Colossians, chapters 1-4

“Although those things have an appearance of wisdom in a self-imposed form of worship and a false humility, a harsh treatment of the body, they are of no value in combating the satisfying of the flesh.”
~Colossians 2:23

Is it wrong to fast?
Paul asked the Christian congregation at Colossae why they continued subjecting themselves to the man-made decrees: “Do not handle, nor taste, nor touch.” (Col. 2:20-22)
Although it is true that Paul himself fasted on occasion while praying, Jehovah expects his servants to serve him cheerfully and enjoy food.
(Eccl. 3:12,13; Acts 13:1-3; Acts 14:23; 1 Tim 1:11)
Furthermore, fasting itself does not help us combat other carnal desires.
And the Bible makes it clear that we cannot make up for our shortcomings through fasting. (Is. 58:3-7)
Whether a Christian chooses to fast or not is an entirely personal, private matter. (Matt. 6:16-18)

Ephesians, chapters 1-3

“Now to the one who can, according to his power that is operating in us, do more than superabundantly beyond all the things we ask or conceive, to him be the glory by means of the congregation and by means of Christ Jesus to all generations forever and ever.”
~Ephesians 3:20,21
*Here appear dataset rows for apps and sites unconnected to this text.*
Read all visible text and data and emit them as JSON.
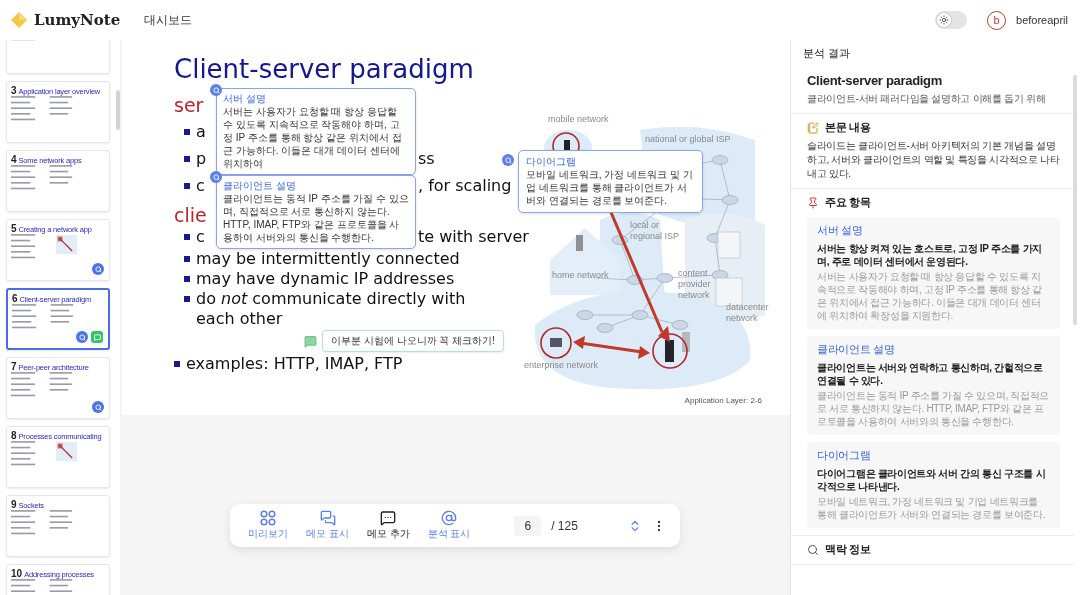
{
  "app": {
    "name": "LumyNote",
    "nav": [
      {
        "label": "대시보드"
      }
    ]
  },
  "theme_toggle": {
    "on": false
  },
  "user": {
    "initial": "b",
    "name": "beforeapril"
  },
  "thumbnails": [
    {
      "selected": false,
      "analyzed": false,
      "memo": false
    },
    {
      "number": "3",
      "title": "Application layer overview",
      "selected": false,
      "analyzed": false,
      "memo": false
    },
    {
      "number": "4",
      "title": "Some network apps",
      "selected": false,
      "analyzed": false,
      "memo": false
    },
    {
      "number": "5",
      "title": "Creating a network app",
      "selected": false,
      "analyzed": true,
      "memo": false
    },
    {
      "number": "6",
      "title": "Client-server paradigm",
      "selected": true,
      "analyzed": true,
      "memo": true
    },
    {
      "number": "7",
      "title": "Peer-peer architecture",
      "selected": false,
      "analyzed": true,
      "memo": false
    },
    {
      "number": "8",
      "title": "Processes communicating",
      "selected": false,
      "analyzed": false,
      "memo": false
    },
    {
      "number": "9",
      "title": "Sockets",
      "selected": false,
      "analyzed": false,
      "memo": false
    },
    {
      "number": "10",
      "title": "Addressing processes",
      "selected": false,
      "analyzed": false,
      "memo": false
    }
  ],
  "slide": {
    "title": "Client-server paradigm",
    "annotated_blocks": [
      {
        "popup": {
          "title": "서버 설명",
          "text": "서버는 사용자가 요청할 때 항상 응답할 수 있도록 지속적으로 작동해야 하며, 고정 IP 주소를 통해 항상 같은 위치에서 접근 가능하다. 이들은 대개 데이터 센터에 위치하여"
        },
        "rows": [
          {
            "kind": "heading",
            "left": "ser"
          },
          {
            "kind": "bullet",
            "left": "a"
          },
          {
            "kind": "bullet",
            "left": "p",
            "right": "ss"
          }
        ]
      },
      {
        "popup": {
          "title": "클라이언트 설명",
          "text": "클라이언트는 동적 IP 주소를 가질 수 있으며, 직접적으로 서로 통신하지 않는다. HTTP, IMAP, FTP와 같은 프로토콜을 사용하여 서버와의 통신을 수행한다."
        },
        "rows": [
          {
            "kind": "bullet",
            "left": "c",
            "right": ", for scaling"
          },
          {
            "kind": "heading",
            "left": "clie"
          },
          {
            "kind": "bullet",
            "left": "c",
            "right": "te with server"
          }
        ]
      }
    ],
    "lines": [
      {
        "kind": "bullet",
        "text": "may be intermittently connected"
      },
      {
        "kind": "bullet",
        "text": "may have dynamic IP addresses"
      },
      {
        "kind": "bullet",
        "text": "do *not* communicate directly with each other",
        "note": {
          "text": "이부분 시험에 나오니까 꼭 체크하기!"
        }
      },
      {
        "kind": "top",
        "text": "examples: HTTP, IMAP, FTP"
      }
    ],
    "diagram": {
      "labels": [
        "mobile network",
        "national or global ISP",
        "local or regional ISP",
        "home network",
        "content provider network",
        "datacenter network",
        "enterprise network"
      ],
      "popup": {
        "title": "다이어그램",
        "text": "모바일 네트워크, 가정 네트워크 및 기업 네트워크를 통해 클라이언트가 서버와 연결되는 경로를 보여준다."
      }
    },
    "footer": "Application Layer: 2-6"
  },
  "toolbar": {
    "buttons": [
      {
        "kind": "preview",
        "label": "미리보기",
        "active": true
      },
      {
        "kind": "show_memos",
        "label": "메모 표시",
        "active": true
      },
      {
        "kind": "add_memo",
        "label": "메모 추가",
        "active": false
      },
      {
        "kind": "show_analysis",
        "label": "분석 표시",
        "active": true
      }
    ],
    "page": "6",
    "total": "/ 125"
  },
  "analysis": {
    "heading": "분석 결과",
    "title": "Client-server paradigm",
    "subtitle": "클라이언트-서버 패러다임을 설명하고 이해를 돕기 위해",
    "sections": [
      {
        "kind": "body",
        "title": "본문 내용",
        "text": "슬라이드는 클라이언트-서버 아키텍처의 기본 개념을 설명하고, 서버와 클라이언트의 역할 및 특징을 시각적으로 나타내고 있다."
      },
      {
        "kind": "items",
        "title": "주요 항목",
        "items": [
          {
            "title": "서버 설명",
            "summary": "서버는 항상 켜져 있는 호스트로, 고정 IP 주소를 가지며, 주로 데이터 센터에서 운영된다.",
            "detail": "서버는 사용자가 요청할 때 항상 응답할 수 있도록 지속적으로 작동해야 하며, 고정 IP 주소를 통해 항상 같은 위치에서 접근 가능하다. 이들은 대개 데이터 센터에 위치하여 확장성을 지원한다."
          },
          {
            "title": "클라이언트 설명",
            "summary": "클라이언트는 서버와 연락하고 통신하며, 간헐적으로 연결될 수 있다.",
            "detail": "클라이언트는 동적 IP 주소를 가질 수 있으며, 직접적으로 서로 통신하지 않는다. HTTP, IMAP, FTP와 같은 프로토콜을 사용하여 서버와의 통신을 수행한다."
          },
          {
            "title": "다이어그램",
            "summary": "다이어그램은 클라이언트와 서버 간의 통신 구조를 시각적으로 나타낸다.",
            "detail": "모바일 네트워크, 가정 네트워크 및 기업 네트워크를 통해 클라이언트가 서버와 연결되는 경로를 보여준다."
          }
        ]
      },
      {
        "kind": "context",
        "title": "맥락 정보"
      }
    ]
  }
}
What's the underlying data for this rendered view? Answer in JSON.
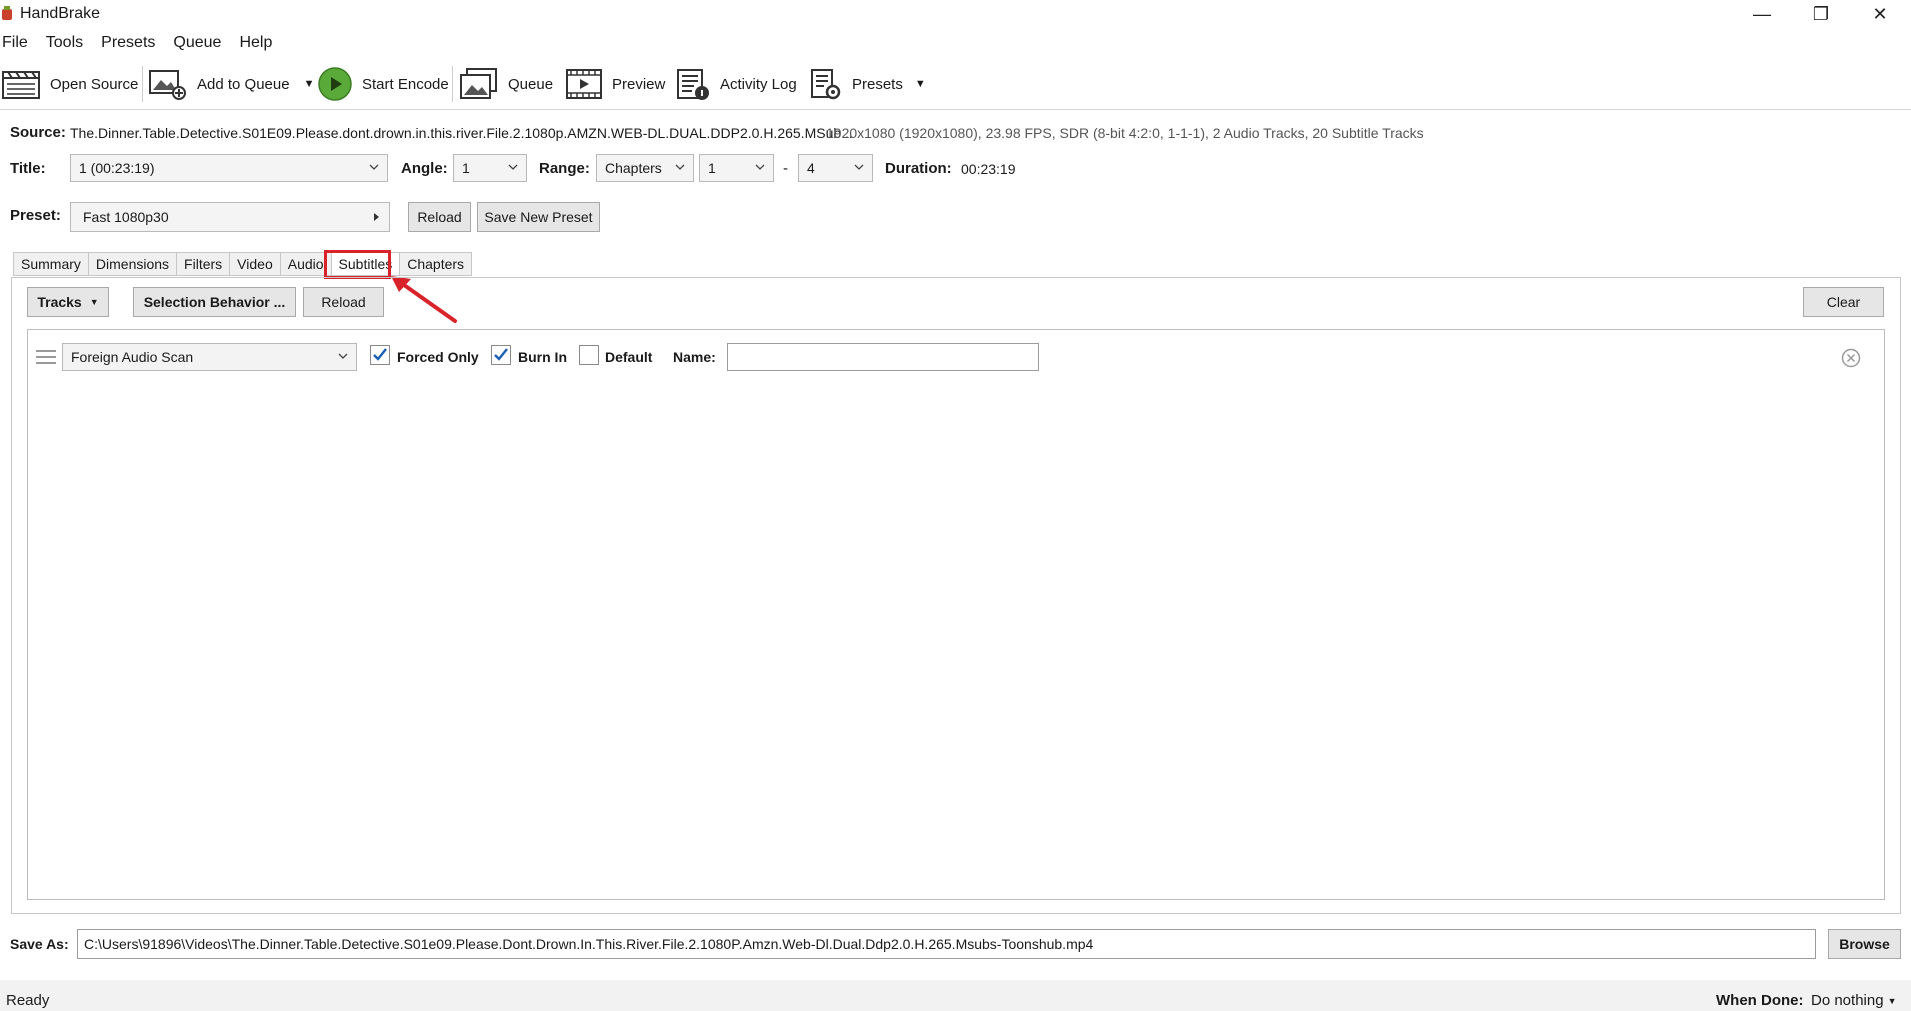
{
  "window": {
    "title": "HandBrake",
    "controls": {
      "minimize": "—",
      "restore": "❐",
      "close": "✕"
    }
  },
  "menu": [
    "File",
    "Tools",
    "Presets",
    "Queue",
    "Help"
  ],
  "toolbar": {
    "open_source": "Open Source",
    "add_to_queue": "Add to Queue",
    "start_encode": "Start Encode",
    "queue": "Queue",
    "preview": "Preview",
    "activity_log": "Activity Log",
    "presets": "Presets"
  },
  "source": {
    "label": "Source:",
    "filename": "The.Dinner.Table.Detective.S01E09.Please.dont.drown.in.this.river.File.2.1080p.AMZN.WEB-DL.DUAL.DDP2.0.H.265.MSub...",
    "info": "1920x1080 (1920x1080), 23.98 FPS, SDR (8-bit 4:2:0, 1-1-1), 2 Audio Tracks, 20 Subtitle Tracks"
  },
  "title_row": {
    "title_label": "Title:",
    "title_value": "1  (00:23:19)",
    "angle_label": "Angle:",
    "angle_value": "1",
    "range_label": "Range:",
    "range_type": "Chapters",
    "range_start": "1",
    "range_dash": "-",
    "range_end": "4",
    "duration_label": "Duration:",
    "duration_value": "00:23:19"
  },
  "preset_row": {
    "label": "Preset:",
    "value": "Fast 1080p30",
    "reload": "Reload",
    "save_new": "Save New Preset"
  },
  "tabs": [
    "Summary",
    "Dimensions",
    "Filters",
    "Video",
    "Audio",
    "Subtitles",
    "Chapters"
  ],
  "active_tab": "Subtitles",
  "subtitles": {
    "tracks_btn": "Tracks",
    "selection_behavior_btn": "Selection Behavior ...",
    "reload_btn": "Reload",
    "clear_btn": "Clear",
    "track": {
      "source": "Foreign Audio Scan",
      "forced_only_label": "Forced Only",
      "forced_only_checked": true,
      "burn_in_label": "Burn In",
      "burn_in_checked": true,
      "default_label": "Default",
      "default_checked": false,
      "name_label": "Name:",
      "name_value": ""
    }
  },
  "save_as": {
    "label": "Save As:",
    "path": "C:\\Users\\91896\\Videos\\The.Dinner.Table.Detective.S01e09.Please.Dont.Drown.In.This.River.File.2.1080P.Amzn.Web-Dl.Dual.Ddp2.0.H.265.Msubs-Toonshub.mp4",
    "browse": "Browse"
  },
  "status": {
    "text": "Ready",
    "when_done_label": "When Done:",
    "when_done_value": "Do nothing"
  },
  "colors": {
    "highlight": "#d9232a",
    "play_green": "#4caf50"
  }
}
Many people who consider themselves to be Christians seem to have an unclear understanding of Christ’s role in the divine arrangement.
The Bible clearly states that Jehovah and Jesus are two distinct beings. (Deut. 6:4; John 14:28; Acts 7:55,56; Rev. 1:1)
Jesus’ purpose is to do his father’s will. (John 4:34)
They are “one” only in the sense that they are a team. (Matt. 26:39; John 8:17,18; John 17:1-3)
But literally they are two individuals.
All the glory belongs to Jehovah by means of Christ. (Prov. 8:22-31; 1 Cor. 15:27,28; Col. 1:13-20)
If something belongs to someone by means of someone else, they cannot possibly be the same person.
By recognizing Jesus’ role of mediator, we are valuing his self-sacrifice in devoting himself to doing his father’s will and addressing all glory to Jehovah. (1 Tim. 2:5,6)

Matthew, chapters 22 & 23

“Regarding the resurrection of the dead, have you not read what was spoken to you by God, who said: ‘I am the God of Abraham and the God of Isaac and the God of Jacob’? He is the God, not of the dead, but of the living.”
~Matthew 22:31,32

In the gospel of Luke, the account adds: “For they are all living to him.” (Luke 20:38)
On being asked about the plausibility of a resurrection, Jesus quoted Jehovah’s words to Moses.(Ex. 3:6; Matt. 22:23)
When God referred to himself as the God of Abraham, Abraham had been dead for hundreds of years.
Though the prophets are literally dead, the promise of the resurrection is so sure to be realized that to God, it is as if they are living. (Eccl. 9:5,10; Ro.4:16,17)
Likewise, a person who is physically alive may as well be dead to God if that person commits themselves to an immoral lifestyle. (Ge. 2:17; 1 Tim. 5:6)
When we try to see life and time from Jehovah’s point of view, we can find true comfort in the resurrection hope.

Habakkuk, chapters 1-3

“Are you not from everlasting, O Jehovah?
O my God, my Holy One, you do not die.”
~Habakkuk 1:12

To have an accurate knowledge of God, we need to understand who he is. (1 Tim. 2:3,4)
In the world, there is much confusion as to the role of Jesus.
But the Bible states clear differences between Jesus and his Father, Jehovah. (1 Tim. 2:5)
One of those differences is that Jehovah, God Almighty, cannot die. (Ps. 90:2; 1 Tim. 1:17)
As we all know, Jesus did die, and was resurrected on the third day by his father. (Acts 2:23,24)
So there is a clear difference in the person that is Jesus and the person who is Jehovah.
When we understand who Jehovah is, we can further appreciate other spiritual treasures, such as the value of prayer and the privilege of serving him. (Ja. 4:8)